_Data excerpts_
#####

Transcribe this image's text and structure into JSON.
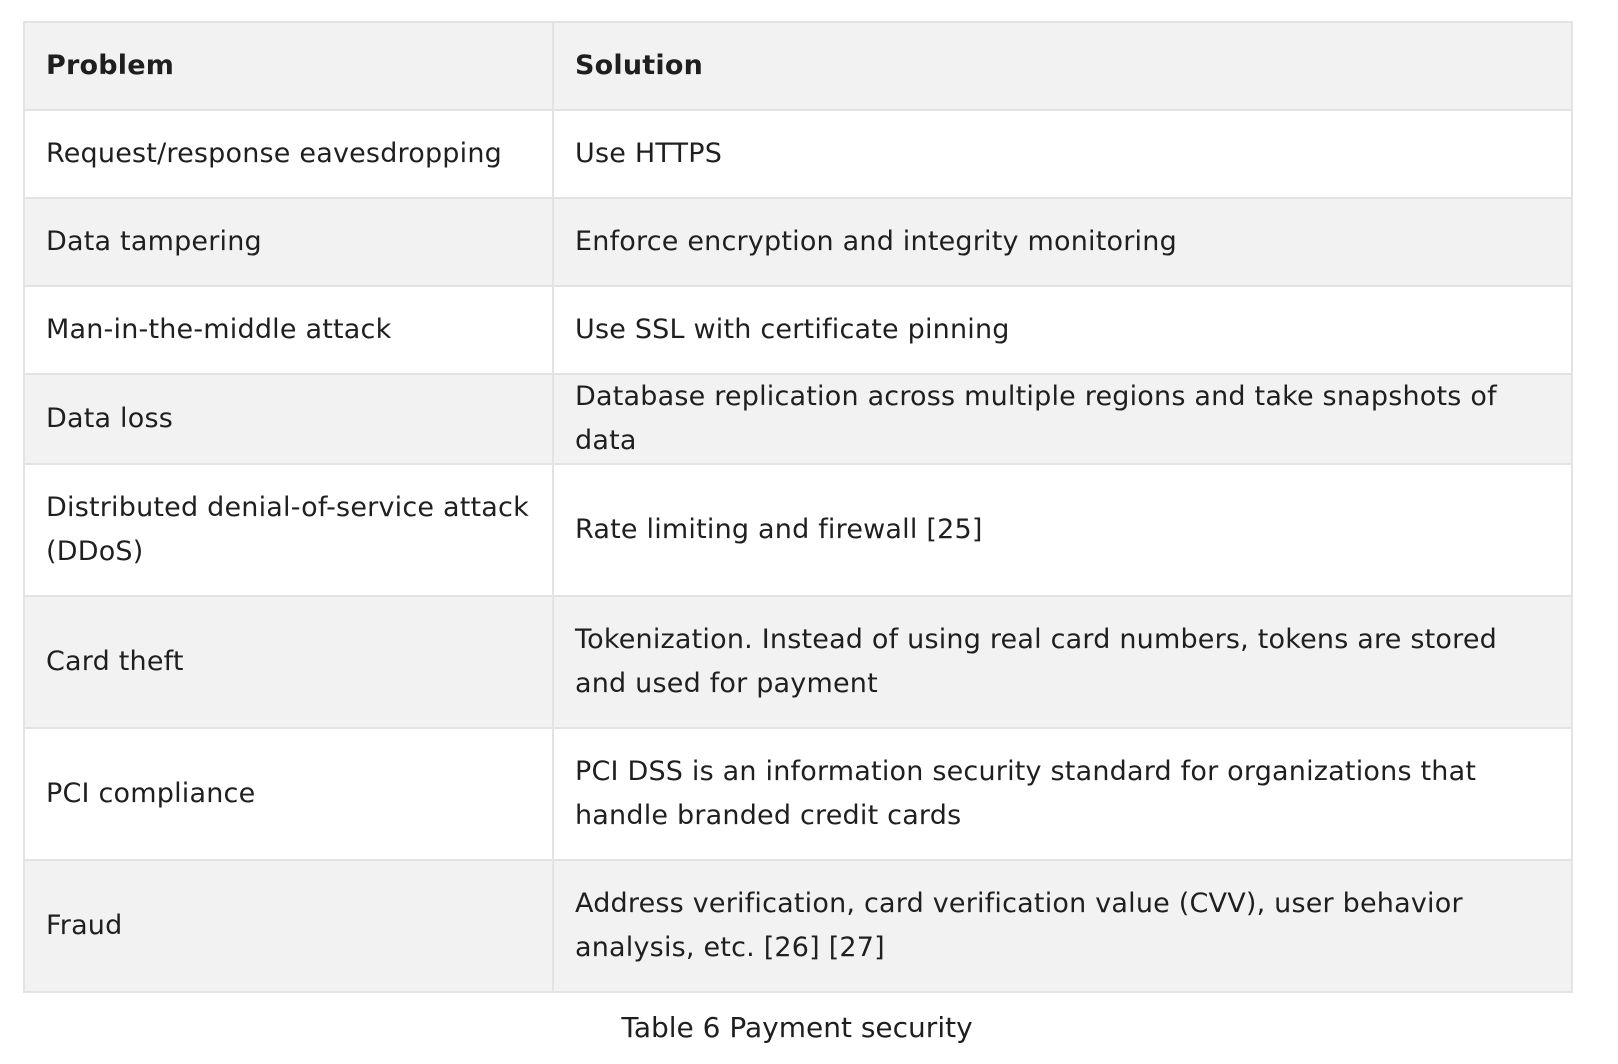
{
  "table": {
    "headers": [
      "Problem",
      "Solution"
    ],
    "rows": [
      [
        "Request/response eavesdropping",
        "Use HTTPS"
      ],
      [
        "Data tampering",
        "Enforce encryption and integrity monitoring"
      ],
      [
        "Man-in-the-middle attack",
        "Use SSL with certificate pinning"
      ],
      [
        "Data loss",
        "Database replication across multiple regions and take snapshots of data"
      ],
      [
        "Distributed denial-of-service attack (DDoS)",
        "Rate limiting and firewall [25]"
      ],
      [
        "Card theft",
        "Tokenization. Instead of using real card numbers, tokens are stored and used for payment"
      ],
      [
        "PCI compliance",
        "PCI DSS is an information security standard for organizations that handle branded credit cards"
      ],
      [
        "Fraud",
        "Address verification, card verification value (CVV), user behavior analysis, etc. [26] [27]"
      ]
    ]
  },
  "caption": "Table 6 Payment security",
  "colors": {
    "header_bg": "#f2f2f2",
    "striped_row_bg": "#f2f2f2",
    "border": "#e3e3e3",
    "text": "#1f1f1f"
  }
}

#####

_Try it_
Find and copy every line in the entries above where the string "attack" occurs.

_Result for this task_
        "Man-in-the-middle attack",
        "Distributed denial-of-service attack (DDoS)",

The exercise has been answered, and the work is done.